n.pl the largest of the white blood cells. They have one nucleus and a large amount of grayish-blue cytoplasm. Develop into macrophages and both consume foreign material and alert T cells to its presence. and tissue macrophages Macrophages
White blood cells whose job is to destroy invading microorganisms. Listeria monocytogenes avoids being killed and can multiply within the macrophage. can carry HIV into the brain, where the virus infects nerve cells. Now they report HIV apparently can infect the bone marrow cells from which monocytes and macrophages are produced. The scientists used a new technique to isolate the monocyte/macrophage ancestors, which, unlike T lymphocytes, are not killed during HIV infection.
"[The finding] will explain some of the puzzles of HIV infection," says Fauci, who calls it "one of the most exciting things we've come across in the past year." The discovery, whcih the scientists expected, shows that latent viruses probably maintain a powerful reservoir in the bone marrow, and thus can send infected cells through the body. It also indicates than an effective drug must be able to reach bone marrow cells. On the basis of such results, Fauci, says, "It's going to be very difficult to eliminate each and every virus particle from the body."
Rather than eliminating the AIDS virus, some researchers want to prevent the reactivation reactivation
to become active after a period of quiescence or, as in bacterial and viral infections, latency.
cross reactivation of latent, or testing, viruses. Fauci reported this week that NIAID researchers have found that substances called cytokines Cytokines
Chemicals made by the cells that act on other cells to stimulate or inhibit their function. Cytokines that stimulate growth are called "growth factors. - produced by cells during the normal immune response to infections - can in fact induce HIV replication.

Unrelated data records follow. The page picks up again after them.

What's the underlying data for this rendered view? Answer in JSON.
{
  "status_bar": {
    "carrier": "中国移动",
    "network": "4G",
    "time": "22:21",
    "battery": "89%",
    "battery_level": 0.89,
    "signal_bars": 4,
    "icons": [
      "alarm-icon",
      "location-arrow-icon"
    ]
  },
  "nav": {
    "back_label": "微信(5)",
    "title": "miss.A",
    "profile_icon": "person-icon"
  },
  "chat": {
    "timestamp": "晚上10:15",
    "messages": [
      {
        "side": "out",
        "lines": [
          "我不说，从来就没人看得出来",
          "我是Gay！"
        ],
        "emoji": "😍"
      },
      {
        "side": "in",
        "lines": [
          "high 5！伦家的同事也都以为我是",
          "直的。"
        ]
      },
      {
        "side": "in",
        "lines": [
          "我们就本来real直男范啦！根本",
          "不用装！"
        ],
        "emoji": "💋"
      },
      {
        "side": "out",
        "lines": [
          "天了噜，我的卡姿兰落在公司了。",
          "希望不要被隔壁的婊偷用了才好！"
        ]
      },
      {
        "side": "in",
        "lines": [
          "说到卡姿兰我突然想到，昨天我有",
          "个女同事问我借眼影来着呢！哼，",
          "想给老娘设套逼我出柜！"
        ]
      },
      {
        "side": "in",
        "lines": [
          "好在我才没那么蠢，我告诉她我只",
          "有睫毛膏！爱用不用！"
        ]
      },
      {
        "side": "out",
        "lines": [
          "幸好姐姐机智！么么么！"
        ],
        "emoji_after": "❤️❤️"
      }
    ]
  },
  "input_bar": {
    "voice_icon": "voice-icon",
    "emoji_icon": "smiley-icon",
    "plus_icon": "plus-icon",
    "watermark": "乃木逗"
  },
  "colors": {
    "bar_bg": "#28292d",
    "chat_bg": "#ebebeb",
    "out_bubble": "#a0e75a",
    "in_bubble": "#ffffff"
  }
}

Among these are tumor necrosis factors Tumor necrosis factors (or the TNF-family) refers to a group of cytokines family which can cause apoptosis.
Tumor necrosis factor-alpha is the most well known member of this class, and sometimes the term "tumor necrosis factor" is used to refer to this specific form. , which are produced in large amounts by monocyte/marcophage cells during infections. Researchers at NIAID and elsewhere are looking for Looking for
In the context of general equities, this describing a buy interest in which a dealer is asked to offer stock, often involving a capital commitment. Antithesis of in touch with. drugs to block cytokine Cytokine
Any of a group of soluble proteins that are released by a cell to send messages which are delivered to the same cell (autocrine), an adjacent cell (paracrine), or a distant cell (endocrine). release, Fauci says.